- Step 1: Participate in the retirement program Participate in your company's retirement savings program as soon as you're eligible, and if you can afford it, contribute the maximum amount allowed, or at least enough to take advantage of matching contributions if your company offers them.
- Step 2: Make deductions automatic Make your contributions automatic by having them deducted from your paycheck. In many cases, you can access your account online, making it easy to adjust contributions as needed.
- Step 3: Put away money for health care If your employer offers one, join a program that lets you put money away for health care needs in retirement. These plans offer tax advantages too, since contributions are made with pretax dollars.
- Step 4: Educate yourself Get smart about money by attending any financial seminars and webinars offered by your employer. If your employer offers the services of an objective financial consultant, seek their advice about putting together a retirement plan that's right for you.
- TIP: Aim for savings that provide you with at least 80 percent of your salary in retirement.
- Step 5: Join other savings programs Consider participating in other savings options that offer tax benefits, like IRAs, after-tax annuities, life insurance, and 529 plans that help you save for children's college educations. Remember, there's no such thing as saving too much money, and you can't start too soon.

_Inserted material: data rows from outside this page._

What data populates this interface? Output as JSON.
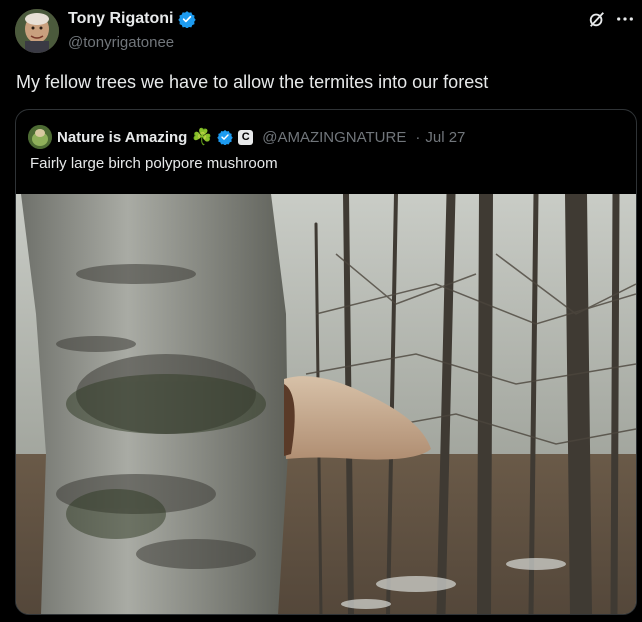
{
  "tweet": {
    "author_name": "Tony Rigatoni",
    "author_handle": "@tonyrigatonee",
    "text": "My fellow trees we have to allow the termites into our forest"
  },
  "top_icons": [
    "grok-icon",
    "more-icon"
  ],
  "quoted_tweet": {
    "author_name": "Nature is Amazing",
    "name_emoji": "☘️",
    "author_handle": "@AMAZINGNATURE",
    "separator": "·",
    "date": "Jul 27",
    "text": "Fairly large birch polypore mushroom",
    "badge_letter": "C"
  },
  "colors": {
    "background": "#000000",
    "text": "#e7e9ea",
    "secondary": "#71767b",
    "verified": "#1d9bf0",
    "border": "#2f3336"
  }
}
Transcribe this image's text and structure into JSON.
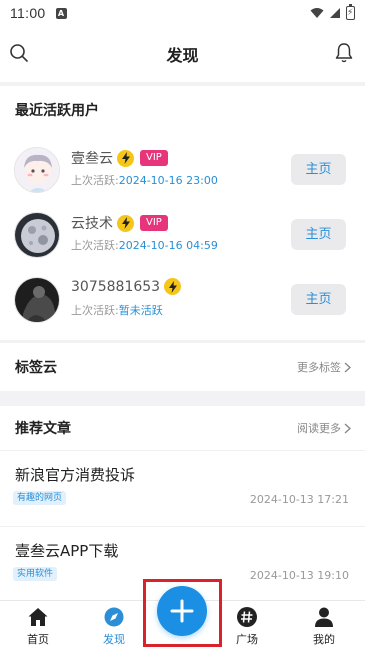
{
  "status_bar": {
    "time": "11:00",
    "notification_badge": "A"
  },
  "header": {
    "title": "发现"
  },
  "active_users": {
    "title": "最近活跃用户",
    "last_active_label": "上次活跃:",
    "users": [
      {
        "name": "壹叁云",
        "vip": "VIP",
        "last_active": "2024-10-16 23:00",
        "button": "主页"
      },
      {
        "name": "云技术",
        "vip": "VIP",
        "last_active": "2024-10-16 04:59",
        "button": "主页"
      },
      {
        "name": "3075881653",
        "last_active": "暂未活跃",
        "button": "主页"
      }
    ]
  },
  "tag_cloud": {
    "title": "标签云",
    "more": "更多标签"
  },
  "articles": {
    "title": "推荐文章",
    "more": "阅读更多",
    "items": [
      {
        "title": "新浪官方消费投诉",
        "tag": "有趣的网页",
        "date": "2024-10-13 17:21"
      },
      {
        "title": "壹叁云APP下载",
        "tag": "实用软件",
        "date": "2024-10-13 19:10"
      }
    ]
  },
  "tab_bar": {
    "items": [
      {
        "label": "首页",
        "icon": "home-icon"
      },
      {
        "label": "发现",
        "icon": "compass-icon",
        "active": true
      },
      {
        "label": "广场",
        "icon": "hash-icon"
      },
      {
        "label": "我的",
        "icon": "profile-icon"
      }
    ],
    "fab_icon": "plus-icon"
  },
  "colors": {
    "accent": "#2a8fd6",
    "fab": "#1a8fe3",
    "vip": "#e6357a",
    "highlight": "#d9222a",
    "bolt": "#f5c518"
  }
}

- FACT: A couple without an employer-sponsored health care plan who retires in 2010 at age 65 is projected to need between $200,000 and $800,000 to supplement Medicare and cover out-of-pocket health care expenses.
You Will Need
- Retirement plan contributions
- Automatic deductions
- Retiree health care savings
- Financial education
- Objective advice
- Savings plans